Board Diversity: What Are You Waiting For?
by Patricia Lenkov, Founder and Principal at Agility Executive Search
The burden of proof has been met. Diverse boards make better decisions that lead to improved company performance. Yet despite the research and validation and the increasing prodding by institutional investors, state and city governments and all types of social and nonprofit organizations, a startling 1805 companies out of 3192 (companies from the Fortune 1000 and Russell 3000) in a gender diversity index created by 2020 Women on Boards have zero or only one women on their boards. African Americans, Hispanics and Asians are even more underrepresented relative to their presence in the overall workforce.
So what’s the problem? What is holding us back from the progress we desperately need? I offer three main explanations:
Legacy folklore proclaims that there are simply not enough qualified diverse candidates to fill board seats. We have heard this time and again. In 2013 when Twitter went public without one female on their board they said that they could not find women who had the technical skills necessary for their technology company. In fact, most of their all-male board members had arts degrees!
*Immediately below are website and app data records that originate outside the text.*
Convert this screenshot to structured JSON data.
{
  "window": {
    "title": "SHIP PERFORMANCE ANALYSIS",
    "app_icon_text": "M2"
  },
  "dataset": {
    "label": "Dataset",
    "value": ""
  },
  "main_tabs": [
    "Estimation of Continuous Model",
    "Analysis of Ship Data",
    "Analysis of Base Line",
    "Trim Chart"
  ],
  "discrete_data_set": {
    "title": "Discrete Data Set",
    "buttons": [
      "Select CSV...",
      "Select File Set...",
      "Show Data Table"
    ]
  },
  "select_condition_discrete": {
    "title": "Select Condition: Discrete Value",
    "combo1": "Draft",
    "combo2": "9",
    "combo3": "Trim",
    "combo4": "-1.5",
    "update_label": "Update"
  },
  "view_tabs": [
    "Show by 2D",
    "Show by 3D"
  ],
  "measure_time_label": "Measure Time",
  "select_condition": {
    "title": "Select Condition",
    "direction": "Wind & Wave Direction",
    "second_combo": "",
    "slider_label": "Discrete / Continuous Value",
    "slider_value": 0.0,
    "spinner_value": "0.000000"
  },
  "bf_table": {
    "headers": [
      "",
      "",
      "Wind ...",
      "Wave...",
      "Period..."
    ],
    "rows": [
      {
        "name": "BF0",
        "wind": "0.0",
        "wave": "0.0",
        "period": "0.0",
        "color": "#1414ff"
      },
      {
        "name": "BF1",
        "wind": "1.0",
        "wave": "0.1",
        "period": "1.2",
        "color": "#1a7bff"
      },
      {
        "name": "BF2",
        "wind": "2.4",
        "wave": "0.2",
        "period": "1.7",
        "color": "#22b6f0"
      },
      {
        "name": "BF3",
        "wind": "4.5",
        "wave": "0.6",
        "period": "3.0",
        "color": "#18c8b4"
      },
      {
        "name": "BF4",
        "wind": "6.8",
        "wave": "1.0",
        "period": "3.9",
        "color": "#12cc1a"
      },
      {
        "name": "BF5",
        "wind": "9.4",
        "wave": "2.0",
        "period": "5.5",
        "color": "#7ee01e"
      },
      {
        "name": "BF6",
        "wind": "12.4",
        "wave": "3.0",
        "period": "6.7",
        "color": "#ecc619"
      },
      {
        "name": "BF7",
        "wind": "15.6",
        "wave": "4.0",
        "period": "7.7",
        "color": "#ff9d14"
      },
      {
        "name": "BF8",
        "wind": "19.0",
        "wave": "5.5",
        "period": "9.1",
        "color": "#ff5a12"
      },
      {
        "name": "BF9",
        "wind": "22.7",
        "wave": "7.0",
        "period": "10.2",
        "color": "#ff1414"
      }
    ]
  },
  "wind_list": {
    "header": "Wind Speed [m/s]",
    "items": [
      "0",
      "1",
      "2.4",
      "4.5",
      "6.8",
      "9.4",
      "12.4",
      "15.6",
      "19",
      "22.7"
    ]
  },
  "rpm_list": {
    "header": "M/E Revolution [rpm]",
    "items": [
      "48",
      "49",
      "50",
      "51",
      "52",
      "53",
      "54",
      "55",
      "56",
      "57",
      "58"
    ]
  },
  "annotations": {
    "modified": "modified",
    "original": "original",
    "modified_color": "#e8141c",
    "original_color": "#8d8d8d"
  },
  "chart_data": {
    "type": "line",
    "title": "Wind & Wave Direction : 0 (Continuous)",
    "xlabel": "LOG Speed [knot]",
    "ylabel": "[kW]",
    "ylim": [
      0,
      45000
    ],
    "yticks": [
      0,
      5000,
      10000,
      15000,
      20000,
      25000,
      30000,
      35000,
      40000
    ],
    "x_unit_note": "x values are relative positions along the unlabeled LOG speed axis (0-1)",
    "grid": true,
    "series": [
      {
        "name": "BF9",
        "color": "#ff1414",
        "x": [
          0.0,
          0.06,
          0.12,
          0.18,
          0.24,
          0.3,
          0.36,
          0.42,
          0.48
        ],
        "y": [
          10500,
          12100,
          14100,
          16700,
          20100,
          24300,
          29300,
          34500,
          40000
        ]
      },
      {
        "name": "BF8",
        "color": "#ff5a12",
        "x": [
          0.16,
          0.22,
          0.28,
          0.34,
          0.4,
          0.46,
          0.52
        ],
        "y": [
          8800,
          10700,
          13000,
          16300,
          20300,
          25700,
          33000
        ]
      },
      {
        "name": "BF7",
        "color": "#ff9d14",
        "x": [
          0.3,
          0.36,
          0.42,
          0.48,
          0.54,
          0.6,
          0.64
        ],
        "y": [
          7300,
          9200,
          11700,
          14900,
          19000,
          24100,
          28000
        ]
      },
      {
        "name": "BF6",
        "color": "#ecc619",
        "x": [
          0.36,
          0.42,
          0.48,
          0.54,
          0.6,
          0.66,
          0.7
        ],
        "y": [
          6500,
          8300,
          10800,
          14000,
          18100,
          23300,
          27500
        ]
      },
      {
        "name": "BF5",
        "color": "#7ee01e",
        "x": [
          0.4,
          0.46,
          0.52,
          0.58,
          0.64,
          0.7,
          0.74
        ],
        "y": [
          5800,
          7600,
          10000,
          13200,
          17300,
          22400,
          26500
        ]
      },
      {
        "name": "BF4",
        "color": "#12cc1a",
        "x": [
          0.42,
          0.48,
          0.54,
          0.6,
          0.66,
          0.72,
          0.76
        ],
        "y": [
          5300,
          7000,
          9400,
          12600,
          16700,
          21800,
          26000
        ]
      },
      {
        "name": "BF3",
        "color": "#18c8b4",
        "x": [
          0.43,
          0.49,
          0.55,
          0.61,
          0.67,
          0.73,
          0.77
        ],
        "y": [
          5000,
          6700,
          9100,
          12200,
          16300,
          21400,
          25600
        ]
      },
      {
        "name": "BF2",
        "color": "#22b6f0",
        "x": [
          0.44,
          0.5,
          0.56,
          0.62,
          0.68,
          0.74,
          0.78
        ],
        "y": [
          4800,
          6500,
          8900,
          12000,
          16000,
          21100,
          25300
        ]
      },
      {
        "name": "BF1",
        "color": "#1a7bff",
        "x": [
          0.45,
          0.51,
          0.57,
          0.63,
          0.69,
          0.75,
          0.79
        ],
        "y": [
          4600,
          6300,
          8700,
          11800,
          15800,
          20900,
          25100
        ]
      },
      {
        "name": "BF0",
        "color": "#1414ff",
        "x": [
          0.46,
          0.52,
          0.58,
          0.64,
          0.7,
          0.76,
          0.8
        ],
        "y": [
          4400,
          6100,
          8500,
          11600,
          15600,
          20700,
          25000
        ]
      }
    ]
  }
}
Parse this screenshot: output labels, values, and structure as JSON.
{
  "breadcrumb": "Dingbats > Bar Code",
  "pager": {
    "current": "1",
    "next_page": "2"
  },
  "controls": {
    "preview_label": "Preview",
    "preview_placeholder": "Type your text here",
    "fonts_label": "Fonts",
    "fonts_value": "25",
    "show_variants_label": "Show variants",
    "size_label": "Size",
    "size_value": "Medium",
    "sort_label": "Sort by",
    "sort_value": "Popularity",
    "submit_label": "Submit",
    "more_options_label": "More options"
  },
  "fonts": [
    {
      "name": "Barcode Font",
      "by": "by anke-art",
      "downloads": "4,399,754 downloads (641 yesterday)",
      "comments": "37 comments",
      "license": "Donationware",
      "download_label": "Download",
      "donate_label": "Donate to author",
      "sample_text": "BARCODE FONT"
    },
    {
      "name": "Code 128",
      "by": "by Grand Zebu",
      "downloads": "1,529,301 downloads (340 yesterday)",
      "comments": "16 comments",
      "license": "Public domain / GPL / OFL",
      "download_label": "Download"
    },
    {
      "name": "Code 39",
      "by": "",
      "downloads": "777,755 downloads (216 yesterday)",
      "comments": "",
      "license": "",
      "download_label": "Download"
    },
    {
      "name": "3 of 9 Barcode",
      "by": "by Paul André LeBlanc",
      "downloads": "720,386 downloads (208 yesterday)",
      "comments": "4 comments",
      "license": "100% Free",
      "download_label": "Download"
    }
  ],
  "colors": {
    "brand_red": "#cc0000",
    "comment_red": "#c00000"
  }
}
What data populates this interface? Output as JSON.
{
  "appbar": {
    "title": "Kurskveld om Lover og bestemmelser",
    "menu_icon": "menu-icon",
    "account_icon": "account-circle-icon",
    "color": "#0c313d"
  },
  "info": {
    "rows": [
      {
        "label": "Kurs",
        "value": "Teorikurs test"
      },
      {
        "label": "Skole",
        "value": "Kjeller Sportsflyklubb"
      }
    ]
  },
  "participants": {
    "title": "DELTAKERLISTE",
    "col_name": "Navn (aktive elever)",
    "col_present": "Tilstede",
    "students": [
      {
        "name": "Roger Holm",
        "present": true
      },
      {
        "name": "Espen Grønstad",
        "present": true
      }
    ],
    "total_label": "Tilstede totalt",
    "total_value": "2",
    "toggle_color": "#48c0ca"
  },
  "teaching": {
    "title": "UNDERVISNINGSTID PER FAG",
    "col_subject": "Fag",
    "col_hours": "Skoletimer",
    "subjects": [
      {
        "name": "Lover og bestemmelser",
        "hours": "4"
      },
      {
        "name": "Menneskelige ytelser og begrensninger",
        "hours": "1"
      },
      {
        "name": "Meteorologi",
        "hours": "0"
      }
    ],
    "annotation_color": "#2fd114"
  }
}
Demand for more diverse candidates, and the opportunity to diversify boards, is further dampened by the fact that director tenures are often too long. The concept of board refreshment or even board turnover and succession planning are new. It wasn’t that long ago that board appointments were thought to be for a lifetime. Clearly, there has been a shortage of demand for diversity on the part of boards…but just as clearly, demand for change on the part of investors is gaining traction every day.
Despite the many people who say otherwise, there is in fact an excellent supply of qualified and diverse board candidates. Companies, however, need to identify them and to make conscious and continual efforts to get them into the pipeline.
Diverse employees (actually everyone) need to think about their careers as limitless. They need to be able to advocate for themselves and to gain exposure within the decision making circles that count in the boardroom. They need to work towards positions at the highest levels and they must gain operating experience whenever and as often as possible. They need to find good mentors - and advocates. Also, I always say that if you want to be a board director you must be able to be found. It seems so basic doesn‘t it? So where is the missing link? Quite simply, it’s the corporate commitment to making progress on stronger diversity.
The Matchmaking Process:
Finally, and perhaps most importantly, is the process by which board directors are currently being recruited. Recent research shows that 70% of the time a director role is filled by using a personal network or a word of mouth recommendation. This means that most often, finding a new director goes like this: the board, CEO and ‘trusted advisors’ discuss people they know for a director opening at the company.
Finally, and perhaps most importantly, is the process by which board directors are currently being recruited. Recent research shows that 70% of the time a director role is filled by using a personal network or a word of mouth recommendation. This means that most often, finding a new director goes like this: the board, CEO and ‘trusted advisors’ discuss people they know for a director opening at the company. Hopefully, their qualifications enter the discussion. But oftentimes, the main qualification is that this new person is known by someone from within the company’s circle of trust. This process is neither objective nor strategic. It will yield a result, albeit one that is usually far from optimal.
The rest of the time an executive search firm is engaged. Although this is an improvement over the hit-or-miss nature of the first approach, it is far from foolproof. All search firms are not created equal, and this is particularly true with respect to diversity. It is one thing to jump on the issue today, as it is clearly a “hot topic” - but boards are where they are because of the mistakes of the past.